There is a chance that a bear market for bonds can happen in 2018 because now they are unwinding the QE, at least the Federal Reserve. Because Fed said it is not selling the bonds, the market has kind of calmed down, complacent. The Fed said it is going to hold on to the bonds until maturity and not going to re-invest. That’s how they are unwinding QE. What happens when the bonds mature in the hands of the Fed? Treasury will have to pay the Fed. Treasury doesn’t have that kind of money. It has to issue redemption bonds to get the money from the private sector to pay the Fed. In redemption bonds, you take the money from the private sector and you use this money to pay the guy in the private sector who owns the maturing bonds. This guy is likely to use the money to buy government bonds again. The money doesn’t really leave the bond market which is why if it is redemption bonds, people are relaxed. If it is a new money bond then people become very uptight because it doesn’t come back to the bond market, which is why it could raise interest rates. What happens when the Fed is holding the maturity bonds? You issue the redemption bonds by name, but this money goes to the Fed and disappears there. It never comes back. Effectively this is new money bonds. We are talking about huge sum of new money bonds this way; $300 billion this fiscal year, $600 billion each in the following two years. $600 billion is one year’s worth of US budget deficit so in 2019, 2020. We are talking about doubling the US budget deficit. That is likely to have upward pressure on interest rates so I don’t think the bond market will do particularly well going forward.

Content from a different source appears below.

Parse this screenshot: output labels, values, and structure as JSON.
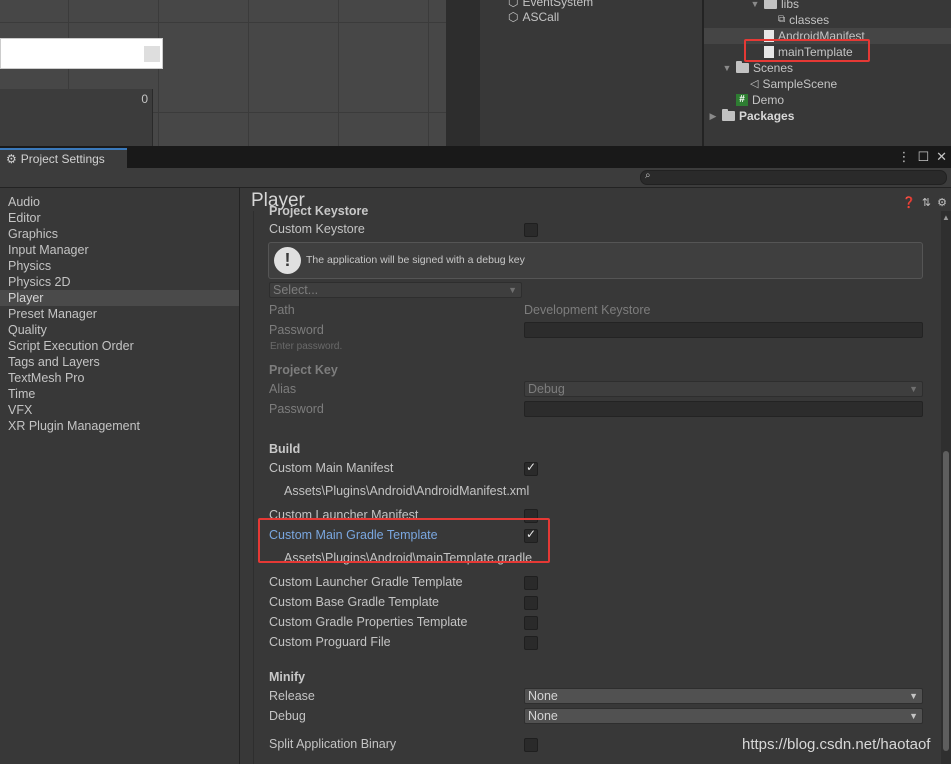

Once more and more people begin to realise, there would be pressure on the bond market and then I think that would then affect the stock market but that’s basically what the Fed wants to do anyways. I don’t think Fed wants to see the asset prices and commercial real estate prices continuously going up because if that continues, at some point this thing will go bust, and then we go back to 2008 all over again.
QE removal is still a challenge because we have never seen anything like this before and we are all finding our way, so things can go wrong somewhere along the line. I hope nothing goes wrong of course but you are talking about huge amounts involved. I hope not we do not see a repeat of 2008. In 2008, there was so much leverage in the system so when things started going then everything started unwinding. This time the leverage is not that high except in maybe commercial real estate.